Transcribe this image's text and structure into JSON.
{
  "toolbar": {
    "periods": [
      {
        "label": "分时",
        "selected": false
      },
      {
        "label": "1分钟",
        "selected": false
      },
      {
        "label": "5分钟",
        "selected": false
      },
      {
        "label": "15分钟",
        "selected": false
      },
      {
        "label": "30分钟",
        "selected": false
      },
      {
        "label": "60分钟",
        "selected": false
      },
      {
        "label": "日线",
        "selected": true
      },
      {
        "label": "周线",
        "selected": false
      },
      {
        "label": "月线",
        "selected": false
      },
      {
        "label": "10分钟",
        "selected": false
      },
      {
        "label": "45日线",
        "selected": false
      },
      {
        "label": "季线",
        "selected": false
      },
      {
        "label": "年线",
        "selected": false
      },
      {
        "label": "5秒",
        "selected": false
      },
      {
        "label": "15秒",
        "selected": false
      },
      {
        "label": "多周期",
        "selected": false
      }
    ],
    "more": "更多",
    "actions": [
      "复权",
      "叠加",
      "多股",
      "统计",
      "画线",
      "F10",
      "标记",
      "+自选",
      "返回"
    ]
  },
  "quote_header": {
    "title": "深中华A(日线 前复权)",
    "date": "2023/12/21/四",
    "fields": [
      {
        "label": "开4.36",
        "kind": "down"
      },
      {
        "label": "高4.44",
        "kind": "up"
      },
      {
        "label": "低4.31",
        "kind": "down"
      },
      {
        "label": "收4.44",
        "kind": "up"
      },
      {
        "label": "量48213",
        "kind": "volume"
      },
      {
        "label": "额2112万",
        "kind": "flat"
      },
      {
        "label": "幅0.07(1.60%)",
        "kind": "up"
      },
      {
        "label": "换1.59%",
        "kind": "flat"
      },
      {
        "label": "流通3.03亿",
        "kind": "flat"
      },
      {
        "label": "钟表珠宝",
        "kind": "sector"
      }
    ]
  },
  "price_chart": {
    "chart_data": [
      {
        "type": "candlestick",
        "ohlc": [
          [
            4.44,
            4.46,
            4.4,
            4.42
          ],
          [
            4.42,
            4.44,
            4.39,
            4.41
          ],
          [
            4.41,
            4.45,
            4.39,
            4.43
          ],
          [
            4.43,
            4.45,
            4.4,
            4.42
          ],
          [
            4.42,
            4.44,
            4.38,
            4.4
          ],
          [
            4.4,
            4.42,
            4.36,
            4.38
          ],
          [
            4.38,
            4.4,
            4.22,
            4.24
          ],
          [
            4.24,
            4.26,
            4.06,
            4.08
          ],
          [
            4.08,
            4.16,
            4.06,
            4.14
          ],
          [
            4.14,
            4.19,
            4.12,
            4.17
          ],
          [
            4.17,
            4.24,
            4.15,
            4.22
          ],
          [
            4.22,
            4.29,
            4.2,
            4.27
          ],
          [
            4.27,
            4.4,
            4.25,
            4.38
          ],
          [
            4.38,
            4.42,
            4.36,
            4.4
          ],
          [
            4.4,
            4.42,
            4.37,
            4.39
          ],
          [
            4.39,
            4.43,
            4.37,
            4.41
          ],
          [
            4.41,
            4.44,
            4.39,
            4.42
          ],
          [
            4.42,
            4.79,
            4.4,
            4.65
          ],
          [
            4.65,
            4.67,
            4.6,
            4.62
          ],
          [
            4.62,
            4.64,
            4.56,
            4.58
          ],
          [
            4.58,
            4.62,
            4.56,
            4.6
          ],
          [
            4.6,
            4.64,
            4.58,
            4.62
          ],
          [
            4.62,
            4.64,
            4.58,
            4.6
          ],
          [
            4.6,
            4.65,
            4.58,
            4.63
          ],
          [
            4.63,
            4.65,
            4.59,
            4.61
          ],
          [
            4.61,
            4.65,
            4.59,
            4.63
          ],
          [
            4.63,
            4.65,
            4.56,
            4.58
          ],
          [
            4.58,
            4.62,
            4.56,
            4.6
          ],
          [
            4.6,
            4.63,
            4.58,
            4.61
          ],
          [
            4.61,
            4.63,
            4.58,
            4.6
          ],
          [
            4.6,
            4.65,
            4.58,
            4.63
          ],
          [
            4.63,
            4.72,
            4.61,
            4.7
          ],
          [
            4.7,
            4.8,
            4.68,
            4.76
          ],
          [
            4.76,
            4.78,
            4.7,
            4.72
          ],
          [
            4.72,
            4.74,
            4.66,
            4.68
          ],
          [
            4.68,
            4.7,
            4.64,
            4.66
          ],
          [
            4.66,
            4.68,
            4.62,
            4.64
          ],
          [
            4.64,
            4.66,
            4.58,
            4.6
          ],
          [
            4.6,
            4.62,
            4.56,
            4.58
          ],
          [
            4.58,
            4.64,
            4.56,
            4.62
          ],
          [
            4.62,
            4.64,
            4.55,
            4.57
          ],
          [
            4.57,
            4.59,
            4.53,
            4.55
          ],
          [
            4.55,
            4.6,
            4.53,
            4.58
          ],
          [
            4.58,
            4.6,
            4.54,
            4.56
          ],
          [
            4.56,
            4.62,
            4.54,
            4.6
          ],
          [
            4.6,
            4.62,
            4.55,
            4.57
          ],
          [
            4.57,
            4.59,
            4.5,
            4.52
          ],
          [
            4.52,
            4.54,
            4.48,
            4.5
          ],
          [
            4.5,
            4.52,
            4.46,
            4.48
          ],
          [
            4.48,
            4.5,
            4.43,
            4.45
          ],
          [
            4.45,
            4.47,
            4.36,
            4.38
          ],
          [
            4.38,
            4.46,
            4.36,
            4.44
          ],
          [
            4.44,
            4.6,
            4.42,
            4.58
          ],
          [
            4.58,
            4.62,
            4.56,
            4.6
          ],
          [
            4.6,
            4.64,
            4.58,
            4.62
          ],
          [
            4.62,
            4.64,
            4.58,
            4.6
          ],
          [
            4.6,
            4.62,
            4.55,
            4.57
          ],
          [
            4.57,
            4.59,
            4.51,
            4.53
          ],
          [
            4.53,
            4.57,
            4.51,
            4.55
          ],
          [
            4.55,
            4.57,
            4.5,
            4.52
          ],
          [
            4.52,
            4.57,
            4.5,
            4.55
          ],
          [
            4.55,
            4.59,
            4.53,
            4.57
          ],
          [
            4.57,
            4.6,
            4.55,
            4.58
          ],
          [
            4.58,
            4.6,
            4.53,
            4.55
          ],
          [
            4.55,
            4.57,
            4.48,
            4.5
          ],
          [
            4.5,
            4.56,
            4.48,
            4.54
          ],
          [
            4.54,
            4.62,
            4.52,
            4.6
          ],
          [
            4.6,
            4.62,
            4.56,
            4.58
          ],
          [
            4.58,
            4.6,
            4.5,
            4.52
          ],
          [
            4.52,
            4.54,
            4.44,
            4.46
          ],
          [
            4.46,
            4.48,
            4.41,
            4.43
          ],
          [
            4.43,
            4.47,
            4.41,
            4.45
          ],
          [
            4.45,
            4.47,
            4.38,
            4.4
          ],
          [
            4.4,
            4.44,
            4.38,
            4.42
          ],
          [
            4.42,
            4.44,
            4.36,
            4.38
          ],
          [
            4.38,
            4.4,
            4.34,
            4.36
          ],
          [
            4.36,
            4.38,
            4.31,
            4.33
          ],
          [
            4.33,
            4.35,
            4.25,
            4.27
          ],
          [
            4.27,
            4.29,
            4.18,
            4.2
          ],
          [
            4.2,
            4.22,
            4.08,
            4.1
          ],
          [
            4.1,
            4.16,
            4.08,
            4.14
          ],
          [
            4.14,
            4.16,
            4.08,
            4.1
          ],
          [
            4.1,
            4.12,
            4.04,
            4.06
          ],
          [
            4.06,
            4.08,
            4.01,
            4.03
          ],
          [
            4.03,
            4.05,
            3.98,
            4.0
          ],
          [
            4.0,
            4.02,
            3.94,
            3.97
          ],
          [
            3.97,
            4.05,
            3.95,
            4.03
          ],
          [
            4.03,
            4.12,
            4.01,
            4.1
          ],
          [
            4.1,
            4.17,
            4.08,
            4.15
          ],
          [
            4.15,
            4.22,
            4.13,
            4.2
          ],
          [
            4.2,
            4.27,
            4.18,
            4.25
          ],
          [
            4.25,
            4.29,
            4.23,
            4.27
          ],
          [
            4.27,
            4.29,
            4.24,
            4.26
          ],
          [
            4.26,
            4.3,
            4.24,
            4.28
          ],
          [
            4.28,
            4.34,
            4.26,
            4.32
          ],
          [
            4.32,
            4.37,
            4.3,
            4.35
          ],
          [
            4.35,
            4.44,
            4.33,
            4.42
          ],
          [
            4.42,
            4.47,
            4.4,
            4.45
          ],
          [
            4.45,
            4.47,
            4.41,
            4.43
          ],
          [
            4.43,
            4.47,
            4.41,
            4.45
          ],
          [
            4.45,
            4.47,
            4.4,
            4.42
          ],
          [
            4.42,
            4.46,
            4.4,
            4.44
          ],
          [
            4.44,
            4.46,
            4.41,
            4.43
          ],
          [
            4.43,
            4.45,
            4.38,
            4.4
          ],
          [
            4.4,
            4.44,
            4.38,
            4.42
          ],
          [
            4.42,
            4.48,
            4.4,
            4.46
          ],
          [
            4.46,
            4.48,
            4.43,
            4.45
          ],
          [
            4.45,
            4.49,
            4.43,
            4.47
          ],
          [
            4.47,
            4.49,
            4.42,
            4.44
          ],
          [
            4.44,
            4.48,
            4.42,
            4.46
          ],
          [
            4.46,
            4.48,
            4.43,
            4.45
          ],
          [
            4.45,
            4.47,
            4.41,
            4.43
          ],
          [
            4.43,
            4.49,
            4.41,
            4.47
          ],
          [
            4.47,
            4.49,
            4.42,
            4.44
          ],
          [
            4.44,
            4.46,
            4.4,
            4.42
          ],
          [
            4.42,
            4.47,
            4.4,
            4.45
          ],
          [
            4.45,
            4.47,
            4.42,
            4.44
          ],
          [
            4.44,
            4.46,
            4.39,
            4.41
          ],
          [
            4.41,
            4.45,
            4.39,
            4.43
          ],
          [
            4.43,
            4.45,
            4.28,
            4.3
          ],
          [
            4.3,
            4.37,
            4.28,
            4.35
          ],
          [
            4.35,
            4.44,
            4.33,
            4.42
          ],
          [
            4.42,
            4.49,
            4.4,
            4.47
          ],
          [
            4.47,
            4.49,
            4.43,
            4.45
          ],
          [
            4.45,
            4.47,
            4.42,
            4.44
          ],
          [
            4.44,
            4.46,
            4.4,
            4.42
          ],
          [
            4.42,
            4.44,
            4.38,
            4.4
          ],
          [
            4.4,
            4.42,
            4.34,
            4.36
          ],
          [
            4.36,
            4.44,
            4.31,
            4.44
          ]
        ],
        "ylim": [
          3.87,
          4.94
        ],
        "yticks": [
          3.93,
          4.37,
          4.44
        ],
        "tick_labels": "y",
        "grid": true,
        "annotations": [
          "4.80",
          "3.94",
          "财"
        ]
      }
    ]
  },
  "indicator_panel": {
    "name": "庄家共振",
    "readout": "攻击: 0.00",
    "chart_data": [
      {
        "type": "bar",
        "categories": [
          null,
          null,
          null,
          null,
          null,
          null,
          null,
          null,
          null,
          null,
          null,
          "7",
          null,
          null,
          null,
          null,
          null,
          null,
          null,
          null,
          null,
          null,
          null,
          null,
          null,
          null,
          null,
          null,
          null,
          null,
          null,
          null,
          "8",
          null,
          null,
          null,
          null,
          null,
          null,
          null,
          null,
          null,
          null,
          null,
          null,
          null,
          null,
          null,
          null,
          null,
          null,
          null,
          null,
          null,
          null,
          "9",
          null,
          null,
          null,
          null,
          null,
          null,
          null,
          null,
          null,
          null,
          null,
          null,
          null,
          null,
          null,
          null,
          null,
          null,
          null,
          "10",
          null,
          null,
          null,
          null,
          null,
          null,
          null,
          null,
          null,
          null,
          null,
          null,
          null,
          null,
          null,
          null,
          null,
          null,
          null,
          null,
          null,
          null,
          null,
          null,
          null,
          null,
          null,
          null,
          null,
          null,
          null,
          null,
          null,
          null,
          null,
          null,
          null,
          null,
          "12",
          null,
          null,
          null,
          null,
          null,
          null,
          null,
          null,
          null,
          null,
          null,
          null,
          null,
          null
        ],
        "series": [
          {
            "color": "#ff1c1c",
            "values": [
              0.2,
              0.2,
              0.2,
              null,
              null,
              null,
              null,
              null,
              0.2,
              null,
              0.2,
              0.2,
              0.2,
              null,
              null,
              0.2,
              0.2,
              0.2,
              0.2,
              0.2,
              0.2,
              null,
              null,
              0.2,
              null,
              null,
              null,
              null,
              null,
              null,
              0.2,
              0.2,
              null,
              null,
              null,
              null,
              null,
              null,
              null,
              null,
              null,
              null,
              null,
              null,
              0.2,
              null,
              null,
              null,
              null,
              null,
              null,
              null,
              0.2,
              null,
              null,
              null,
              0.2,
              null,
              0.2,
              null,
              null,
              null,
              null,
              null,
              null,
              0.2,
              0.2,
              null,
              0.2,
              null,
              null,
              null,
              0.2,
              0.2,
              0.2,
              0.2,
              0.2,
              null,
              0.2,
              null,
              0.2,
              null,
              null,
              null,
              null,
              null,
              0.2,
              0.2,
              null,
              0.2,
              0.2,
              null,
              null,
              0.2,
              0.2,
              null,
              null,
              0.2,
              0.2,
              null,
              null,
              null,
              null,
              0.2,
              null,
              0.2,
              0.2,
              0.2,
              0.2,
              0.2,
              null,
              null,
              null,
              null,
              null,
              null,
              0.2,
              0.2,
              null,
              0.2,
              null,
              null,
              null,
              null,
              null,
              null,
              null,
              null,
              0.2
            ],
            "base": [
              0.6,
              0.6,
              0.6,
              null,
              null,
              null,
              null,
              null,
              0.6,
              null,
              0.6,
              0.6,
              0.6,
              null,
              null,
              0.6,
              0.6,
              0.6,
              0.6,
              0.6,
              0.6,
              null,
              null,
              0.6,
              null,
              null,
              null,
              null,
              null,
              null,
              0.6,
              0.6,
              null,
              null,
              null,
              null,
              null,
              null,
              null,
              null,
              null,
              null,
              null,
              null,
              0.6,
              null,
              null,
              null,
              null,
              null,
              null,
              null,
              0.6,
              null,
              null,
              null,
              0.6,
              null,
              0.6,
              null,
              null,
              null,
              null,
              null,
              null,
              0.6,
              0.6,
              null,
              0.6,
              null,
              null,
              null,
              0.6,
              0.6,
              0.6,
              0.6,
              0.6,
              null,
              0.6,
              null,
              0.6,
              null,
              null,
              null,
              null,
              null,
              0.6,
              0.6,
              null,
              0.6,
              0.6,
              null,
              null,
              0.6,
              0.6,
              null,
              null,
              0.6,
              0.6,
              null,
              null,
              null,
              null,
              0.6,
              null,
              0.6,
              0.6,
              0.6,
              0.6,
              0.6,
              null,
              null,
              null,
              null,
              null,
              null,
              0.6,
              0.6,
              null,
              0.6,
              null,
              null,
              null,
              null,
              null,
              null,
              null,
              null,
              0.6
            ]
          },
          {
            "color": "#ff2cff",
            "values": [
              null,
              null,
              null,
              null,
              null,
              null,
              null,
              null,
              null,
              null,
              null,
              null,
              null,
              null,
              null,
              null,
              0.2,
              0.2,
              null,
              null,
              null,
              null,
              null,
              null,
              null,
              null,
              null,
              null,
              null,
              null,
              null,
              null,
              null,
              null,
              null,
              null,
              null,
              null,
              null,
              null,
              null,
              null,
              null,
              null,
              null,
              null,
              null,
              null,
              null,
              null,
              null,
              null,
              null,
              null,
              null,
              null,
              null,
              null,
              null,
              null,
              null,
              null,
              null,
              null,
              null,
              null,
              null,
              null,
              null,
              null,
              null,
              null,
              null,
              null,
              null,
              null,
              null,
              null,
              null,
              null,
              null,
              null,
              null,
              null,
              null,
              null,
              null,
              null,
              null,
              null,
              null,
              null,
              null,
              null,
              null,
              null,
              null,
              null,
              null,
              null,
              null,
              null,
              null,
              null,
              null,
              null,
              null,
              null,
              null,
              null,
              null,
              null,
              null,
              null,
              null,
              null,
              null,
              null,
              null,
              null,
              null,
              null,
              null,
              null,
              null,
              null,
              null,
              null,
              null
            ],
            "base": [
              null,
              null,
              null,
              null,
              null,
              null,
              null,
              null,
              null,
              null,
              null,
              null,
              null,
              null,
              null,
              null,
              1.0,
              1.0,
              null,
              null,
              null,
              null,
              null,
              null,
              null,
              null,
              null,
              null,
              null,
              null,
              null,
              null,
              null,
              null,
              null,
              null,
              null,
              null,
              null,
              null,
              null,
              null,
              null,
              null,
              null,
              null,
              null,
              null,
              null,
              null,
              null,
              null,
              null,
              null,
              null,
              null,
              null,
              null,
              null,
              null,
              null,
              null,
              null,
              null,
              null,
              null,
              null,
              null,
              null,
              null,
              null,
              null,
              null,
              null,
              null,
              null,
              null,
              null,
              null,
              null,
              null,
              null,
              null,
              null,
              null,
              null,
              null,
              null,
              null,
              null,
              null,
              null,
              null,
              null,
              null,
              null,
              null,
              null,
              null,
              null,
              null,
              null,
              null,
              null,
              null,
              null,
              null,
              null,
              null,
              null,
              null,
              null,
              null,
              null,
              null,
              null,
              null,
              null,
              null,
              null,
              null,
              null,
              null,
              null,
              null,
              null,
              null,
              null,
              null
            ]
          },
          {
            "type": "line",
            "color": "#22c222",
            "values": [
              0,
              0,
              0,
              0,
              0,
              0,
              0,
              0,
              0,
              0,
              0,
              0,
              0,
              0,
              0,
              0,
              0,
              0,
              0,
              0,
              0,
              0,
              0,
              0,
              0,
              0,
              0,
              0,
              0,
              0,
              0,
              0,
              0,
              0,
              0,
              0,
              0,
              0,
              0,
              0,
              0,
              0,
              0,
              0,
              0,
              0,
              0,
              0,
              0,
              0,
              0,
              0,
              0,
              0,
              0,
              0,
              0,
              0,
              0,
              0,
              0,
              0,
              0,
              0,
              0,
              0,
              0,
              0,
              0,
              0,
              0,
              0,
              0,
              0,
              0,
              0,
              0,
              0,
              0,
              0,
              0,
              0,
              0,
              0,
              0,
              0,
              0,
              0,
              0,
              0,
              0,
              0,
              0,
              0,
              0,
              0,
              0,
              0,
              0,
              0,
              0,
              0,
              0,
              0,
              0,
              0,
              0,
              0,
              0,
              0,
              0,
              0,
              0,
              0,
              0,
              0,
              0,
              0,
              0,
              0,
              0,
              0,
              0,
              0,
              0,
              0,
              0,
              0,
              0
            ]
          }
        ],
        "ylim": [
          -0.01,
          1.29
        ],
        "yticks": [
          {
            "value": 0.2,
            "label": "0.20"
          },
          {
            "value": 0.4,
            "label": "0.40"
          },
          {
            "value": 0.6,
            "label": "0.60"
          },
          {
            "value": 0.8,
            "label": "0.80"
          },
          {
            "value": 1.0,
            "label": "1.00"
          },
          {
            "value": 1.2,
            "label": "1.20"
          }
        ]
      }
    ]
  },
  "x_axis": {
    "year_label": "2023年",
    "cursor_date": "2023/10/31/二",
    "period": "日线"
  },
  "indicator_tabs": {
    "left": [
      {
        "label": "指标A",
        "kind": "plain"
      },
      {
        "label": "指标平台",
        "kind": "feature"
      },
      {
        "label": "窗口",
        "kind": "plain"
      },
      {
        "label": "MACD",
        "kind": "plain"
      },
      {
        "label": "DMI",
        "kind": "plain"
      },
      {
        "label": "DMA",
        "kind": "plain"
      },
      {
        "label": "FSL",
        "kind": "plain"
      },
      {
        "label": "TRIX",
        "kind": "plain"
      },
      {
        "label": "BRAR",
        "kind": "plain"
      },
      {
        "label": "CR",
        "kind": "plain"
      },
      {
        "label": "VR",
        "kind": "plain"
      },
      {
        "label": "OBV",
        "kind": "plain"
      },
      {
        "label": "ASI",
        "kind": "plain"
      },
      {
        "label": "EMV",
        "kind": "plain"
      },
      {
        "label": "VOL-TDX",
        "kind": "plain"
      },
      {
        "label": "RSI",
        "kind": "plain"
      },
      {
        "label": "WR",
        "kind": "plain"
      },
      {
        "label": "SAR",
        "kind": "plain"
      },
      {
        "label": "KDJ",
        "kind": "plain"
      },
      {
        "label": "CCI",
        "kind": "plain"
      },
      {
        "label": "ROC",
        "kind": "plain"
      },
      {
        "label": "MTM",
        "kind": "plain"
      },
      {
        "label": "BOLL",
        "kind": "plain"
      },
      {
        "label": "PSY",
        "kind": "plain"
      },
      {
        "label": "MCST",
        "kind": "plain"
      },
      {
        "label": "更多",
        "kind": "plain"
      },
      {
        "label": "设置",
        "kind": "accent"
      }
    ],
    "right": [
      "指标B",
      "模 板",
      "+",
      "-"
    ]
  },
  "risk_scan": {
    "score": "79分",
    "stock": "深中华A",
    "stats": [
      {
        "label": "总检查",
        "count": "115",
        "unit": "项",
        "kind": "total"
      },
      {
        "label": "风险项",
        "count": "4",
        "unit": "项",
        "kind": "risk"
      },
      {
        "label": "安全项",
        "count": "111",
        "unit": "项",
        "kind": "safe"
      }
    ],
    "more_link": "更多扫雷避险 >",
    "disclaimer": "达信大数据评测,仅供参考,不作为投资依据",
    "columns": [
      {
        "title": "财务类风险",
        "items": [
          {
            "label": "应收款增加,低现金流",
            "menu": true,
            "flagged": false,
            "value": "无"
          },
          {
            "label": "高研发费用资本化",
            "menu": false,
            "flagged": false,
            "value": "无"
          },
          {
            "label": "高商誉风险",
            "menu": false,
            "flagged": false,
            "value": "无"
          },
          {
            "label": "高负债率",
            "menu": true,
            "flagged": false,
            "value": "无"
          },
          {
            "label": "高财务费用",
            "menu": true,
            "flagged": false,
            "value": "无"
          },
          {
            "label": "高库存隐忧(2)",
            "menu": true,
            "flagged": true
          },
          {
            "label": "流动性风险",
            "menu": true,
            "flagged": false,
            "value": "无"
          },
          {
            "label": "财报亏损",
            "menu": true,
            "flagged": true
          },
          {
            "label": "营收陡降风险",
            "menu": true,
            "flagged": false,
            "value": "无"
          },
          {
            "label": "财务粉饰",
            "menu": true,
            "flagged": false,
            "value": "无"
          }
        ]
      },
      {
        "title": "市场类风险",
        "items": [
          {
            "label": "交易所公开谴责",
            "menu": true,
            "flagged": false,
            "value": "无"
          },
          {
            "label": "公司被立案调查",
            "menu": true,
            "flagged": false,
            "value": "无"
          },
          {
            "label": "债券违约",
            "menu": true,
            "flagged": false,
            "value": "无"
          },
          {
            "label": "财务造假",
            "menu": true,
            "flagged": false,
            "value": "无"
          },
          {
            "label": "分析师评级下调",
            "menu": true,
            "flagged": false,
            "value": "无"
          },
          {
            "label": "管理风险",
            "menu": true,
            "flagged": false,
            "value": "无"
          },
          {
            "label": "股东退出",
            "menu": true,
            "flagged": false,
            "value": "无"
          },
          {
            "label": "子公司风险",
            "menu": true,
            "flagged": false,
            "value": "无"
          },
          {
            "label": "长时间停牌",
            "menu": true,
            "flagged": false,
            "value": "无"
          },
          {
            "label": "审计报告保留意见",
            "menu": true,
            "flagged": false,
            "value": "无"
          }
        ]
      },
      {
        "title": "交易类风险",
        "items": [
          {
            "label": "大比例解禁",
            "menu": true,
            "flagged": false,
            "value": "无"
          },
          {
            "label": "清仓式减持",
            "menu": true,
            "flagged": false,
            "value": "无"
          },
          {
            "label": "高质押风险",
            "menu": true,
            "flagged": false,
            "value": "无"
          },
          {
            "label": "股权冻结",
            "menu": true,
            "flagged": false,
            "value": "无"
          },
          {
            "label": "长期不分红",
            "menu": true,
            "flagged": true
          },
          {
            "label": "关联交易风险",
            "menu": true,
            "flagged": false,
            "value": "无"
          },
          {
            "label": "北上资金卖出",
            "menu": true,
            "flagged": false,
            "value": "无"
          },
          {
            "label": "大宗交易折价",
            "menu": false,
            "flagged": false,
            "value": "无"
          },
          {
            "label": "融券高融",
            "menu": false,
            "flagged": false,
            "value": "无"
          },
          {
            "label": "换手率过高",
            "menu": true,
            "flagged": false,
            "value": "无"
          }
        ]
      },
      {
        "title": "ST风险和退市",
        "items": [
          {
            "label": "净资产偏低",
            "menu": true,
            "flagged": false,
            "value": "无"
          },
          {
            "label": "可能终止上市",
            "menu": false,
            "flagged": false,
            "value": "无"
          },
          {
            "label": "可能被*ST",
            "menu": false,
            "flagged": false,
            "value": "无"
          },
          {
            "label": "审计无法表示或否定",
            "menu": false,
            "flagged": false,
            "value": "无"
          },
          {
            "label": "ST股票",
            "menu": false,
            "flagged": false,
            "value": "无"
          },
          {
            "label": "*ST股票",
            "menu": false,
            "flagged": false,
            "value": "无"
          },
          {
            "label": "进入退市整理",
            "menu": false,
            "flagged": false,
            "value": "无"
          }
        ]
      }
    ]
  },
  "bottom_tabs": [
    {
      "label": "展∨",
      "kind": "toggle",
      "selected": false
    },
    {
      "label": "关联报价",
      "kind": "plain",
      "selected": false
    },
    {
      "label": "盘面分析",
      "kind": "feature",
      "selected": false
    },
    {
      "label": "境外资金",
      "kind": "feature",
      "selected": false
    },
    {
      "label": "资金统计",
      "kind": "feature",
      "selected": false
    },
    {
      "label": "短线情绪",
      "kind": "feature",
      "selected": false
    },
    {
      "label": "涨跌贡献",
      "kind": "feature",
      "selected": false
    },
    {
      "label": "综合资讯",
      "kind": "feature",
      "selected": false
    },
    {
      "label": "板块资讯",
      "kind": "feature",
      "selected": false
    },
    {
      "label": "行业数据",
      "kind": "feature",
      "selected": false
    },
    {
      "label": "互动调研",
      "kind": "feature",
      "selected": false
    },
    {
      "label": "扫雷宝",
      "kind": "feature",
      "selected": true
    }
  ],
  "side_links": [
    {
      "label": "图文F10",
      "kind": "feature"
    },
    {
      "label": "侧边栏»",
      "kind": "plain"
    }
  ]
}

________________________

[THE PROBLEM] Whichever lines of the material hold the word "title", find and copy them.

[RESULT OF THIS TASK]
    "title": "深中华A(日线 前复权)",
        "title": "财务类风险",
        "title": "市场类风险",
        "title": "交易类风险",
        "title": "ST风险和退市",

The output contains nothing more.